DATA TO EXAMINE ::

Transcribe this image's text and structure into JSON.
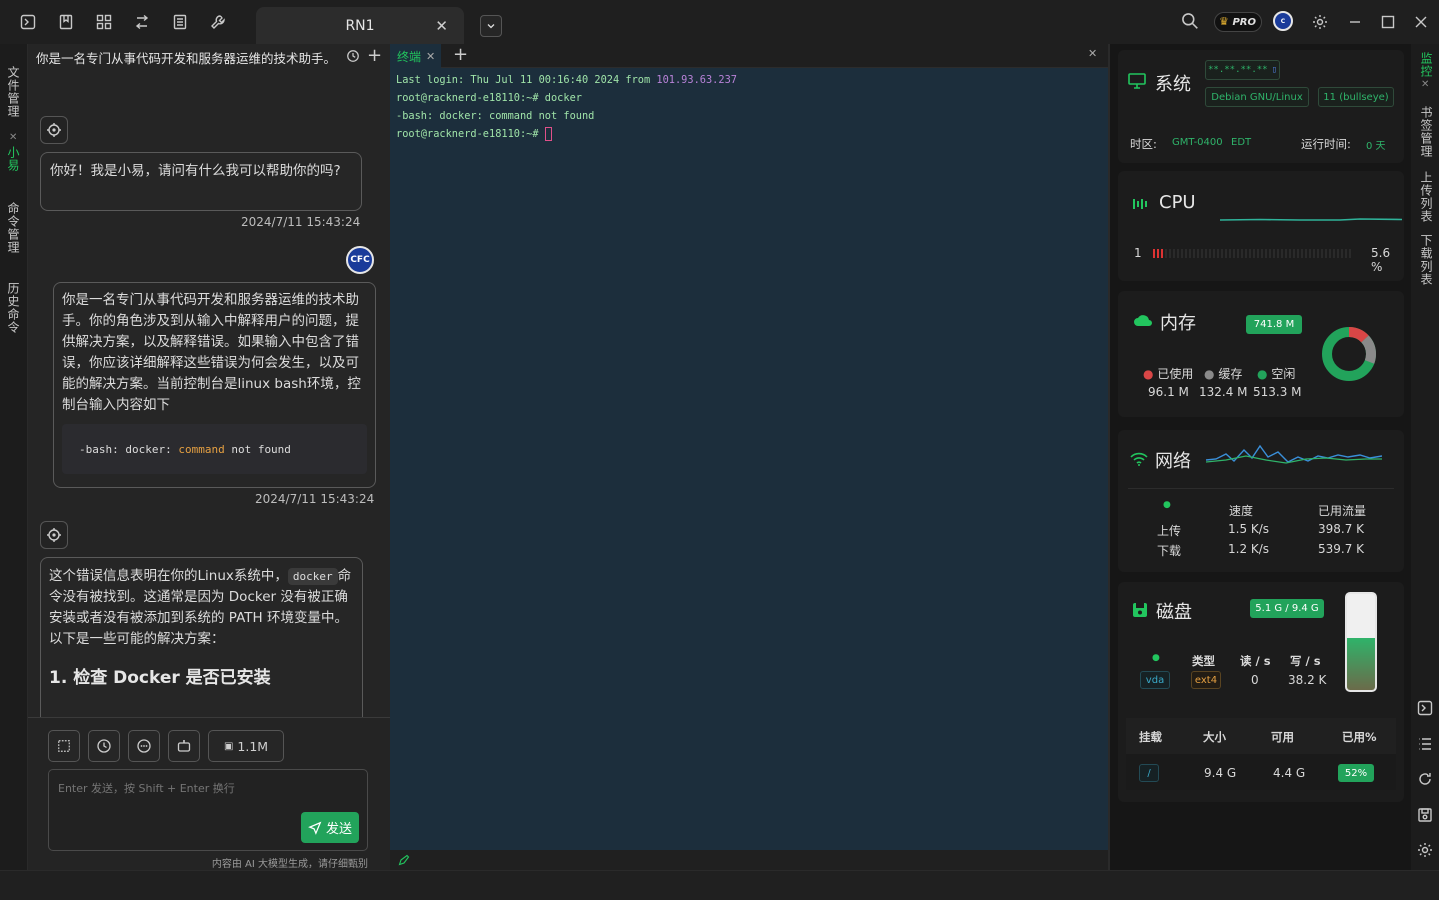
{
  "window": {
    "active_tab": "RN1"
  },
  "topbar": {
    "pro_label": "PRO"
  },
  "leftbar": {
    "tabs": [
      "文件管理",
      "小易",
      "命令管理",
      "历史命令"
    ]
  },
  "chat": {
    "title": "你是一名专门从事代码开发和服务器运维的技术助手。...",
    "greeting": "你好！我是小易，请问有什么我可以帮助你的吗?",
    "greeting_time": "2024/7/11 15:43:24",
    "user_avatar": "CFC",
    "user_message": "你是一名专门从事代码开发和服务器运维的技术助手。你的角色涉及到从输入中解释用户的问题，提供解决方案，以及解释错误。如果输入中包含了错误，你应该详细解释这些错误为何会发生，以及可能的解决方案。当前控制台是linux bash环境，控制台输入内容如下",
    "user_code": {
      "a": "-bash: docker: ",
      "kw": "command",
      "b": " not found"
    },
    "user_time": "2024/7/11 15:43:24",
    "reply_part1": "这个错误信息表明在你的Linux系统中，",
    "reply_code": "docker",
    "reply_part2": "命令没有被找到。这通常是因为 Docker 没有被正确安装或者没有被添加到系统的 PATH 环境变量中。以下是一些可能的解决方案：",
    "reply_heading": "1. 检查 Docker 是否已安装",
    "token_count": "1.1M",
    "input_placeholder": "Enter 发送，按 Shift + Enter 换行",
    "send_label": "发送",
    "disclaimer": "内容由 AI 大模型生成，请仔细甄别"
  },
  "terminal": {
    "tab_label": "终端",
    "lines": {
      "l1a": "Last login: Thu Jul 11 00:16:40 2024 from ",
      "l1ip": "101.93.63.237",
      "l2": "root@racknerd-e18110:~# docker",
      "l3": "-bash: docker: command not found",
      "l4": "root@racknerd-e18110:~# "
    }
  },
  "sysmon": {
    "system": {
      "title": "系统",
      "masked": "**.**.**.**",
      "os": "Debian GNU/Linux",
      "version": "11 (bullseye)",
      "tz_label": "时区:",
      "tz_value": "GMT-0400",
      "tz_abbr": "EDT",
      "uptime_label": "运行时间:",
      "uptime_value": "0 天"
    },
    "cpu": {
      "title": "CPU",
      "core": "1",
      "usage": "5.6 %"
    },
    "memory": {
      "title": "内存",
      "total": "741.8 M",
      "used_label": "已使用",
      "cache_label": "缓存",
      "free_label": "空闲",
      "used": "96.1 M",
      "cache": "132.4 M",
      "free": "513.3 M"
    },
    "network": {
      "title": "网络",
      "h_speed": "速度",
      "h_traffic": "已用流量",
      "up_label": "上传",
      "down_label": "下载",
      "up_speed": "1.5 K/s",
      "down_speed": "1.2 K/s",
      "up_total": "398.7 K",
      "down_total": "539.7 K"
    },
    "disk": {
      "title": "磁盘",
      "usage": "5.1 G / 9.4 G",
      "h_type": "类型",
      "h_read": "读 / s",
      "h_write": "写 / s",
      "dev": "vda",
      "fs": "ext4",
      "read": "0",
      "write": "38.2 K",
      "h_mount": "挂载",
      "h_size": "大小",
      "h_avail": "可用",
      "h_pct": "已用%",
      "mount": "/",
      "size": "9.4 G",
      "avail": "4.4 G",
      "pct": "52%",
      "fill": 0.54
    }
  },
  "rightbar": {
    "tabs": [
      "监控",
      "书签管理",
      "上传列表",
      "下载列表"
    ]
  }
}
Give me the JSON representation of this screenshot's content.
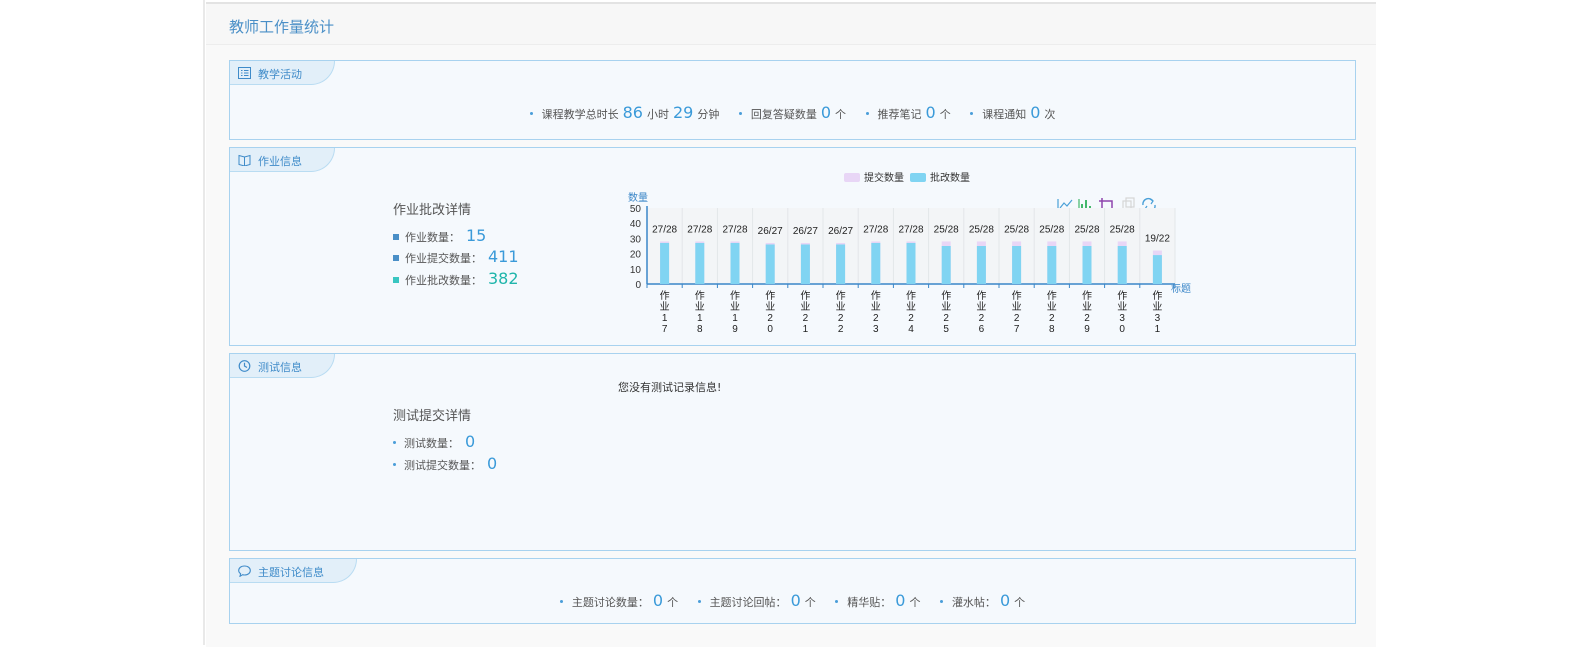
{
  "page": {
    "title": "教师工作量统计"
  },
  "teaching": {
    "tab_label": "教学活动",
    "items": [
      {
        "label": "课程教学总时长",
        "value1": "86",
        "unit1": "小时",
        "value2": "29",
        "unit2": "分钟"
      },
      {
        "label": "回复答疑数量",
        "value": "0",
        "unit": "个"
      },
      {
        "label": "推荐笔记",
        "value": "0",
        "unit": "个"
      },
      {
        "label": "课程通知",
        "value": "0",
        "unit": "次"
      }
    ]
  },
  "homework": {
    "tab_label": "作业信息",
    "detail_title": "作业批改详情",
    "items": [
      {
        "label": "作业数量：",
        "value": "15"
      },
      {
        "label": "作业提交数量：",
        "value": "411"
      },
      {
        "label": "作业批改数量：",
        "value": "382"
      }
    ]
  },
  "chart_data": {
    "type": "bar",
    "title": "",
    "legend": [
      "提交数量",
      "批改数量"
    ],
    "legend_position": "top",
    "ylabel": "数量",
    "xlabel": "标题",
    "yticks": [
      "0",
      "10",
      "20",
      "30",
      "40",
      "50"
    ],
    "ylim": [
      0,
      50
    ],
    "categories": [
      [
        "作",
        "业",
        "1",
        "7"
      ],
      [
        "作",
        "业",
        "1",
        "8"
      ],
      [
        "作",
        "业",
        "1",
        "9"
      ],
      [
        "作",
        "业",
        "2",
        "0"
      ],
      [
        "作",
        "业",
        "2",
        "1"
      ],
      [
        "作",
        "业",
        "2",
        "2"
      ],
      [
        "作",
        "业",
        "2",
        "3"
      ],
      [
        "作",
        "业",
        "2",
        "4"
      ],
      [
        "作",
        "业",
        "2",
        "5"
      ],
      [
        "作",
        "业",
        "2",
        "6"
      ],
      [
        "作",
        "业",
        "2",
        "7"
      ],
      [
        "作",
        "业",
        "2",
        "8"
      ],
      [
        "作",
        "业",
        "2",
        "9"
      ],
      [
        "作",
        "业",
        "3",
        "0"
      ],
      [
        "作",
        "业",
        "3",
        "1"
      ]
    ],
    "series": [
      {
        "name": "提交数量",
        "values": [
          28,
          28,
          28,
          27,
          27,
          27,
          28,
          28,
          28,
          28,
          28,
          28,
          28,
          28,
          22
        ]
      },
      {
        "name": "批改数量",
        "values": [
          27,
          27,
          27,
          26,
          26,
          26,
          27,
          27,
          25,
          25,
          25,
          25,
          25,
          25,
          19
        ]
      }
    ],
    "data_labels": [
      "27/28",
      "27/28",
      "27/28",
      "26/27",
      "26/27",
      "26/27",
      "27/28",
      "27/28",
      "25/28",
      "25/28",
      "25/28",
      "25/28",
      "25/28",
      "25/28",
      "19/22"
    ],
    "colors": {
      "submitted": "#e8d6f6",
      "graded": "#80d4f2",
      "axis": "#3a86c8"
    },
    "toolbox_icons": [
      "line-chart-icon",
      "bar-chart-icon",
      "stack-icon",
      "tiled-icon",
      "refresh-icon"
    ]
  },
  "test": {
    "tab_label": "测试信息",
    "no_record": "您没有测试记录信息!",
    "detail_title": "测试提交详情",
    "items": [
      {
        "label": "测试数量：",
        "value": "0"
      },
      {
        "label": "测试提交数量：",
        "value": "0"
      }
    ]
  },
  "discussion": {
    "tab_label": "主题讨论信息",
    "items": [
      {
        "label": "主题讨论数量：",
        "value": "0",
        "unit": "个"
      },
      {
        "label": "主题讨论回帖：",
        "value": "0",
        "unit": "个"
      },
      {
        "label": "精华贴：",
        "value": "0",
        "unit": "个"
      },
      {
        "label": "灌水帖：",
        "value": "0",
        "unit": "个"
      }
    ]
  }
}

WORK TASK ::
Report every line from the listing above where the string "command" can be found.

EXERCISE RESPONSE ::
      "kw": "command",
      "l3": "-bash: docker: command not found",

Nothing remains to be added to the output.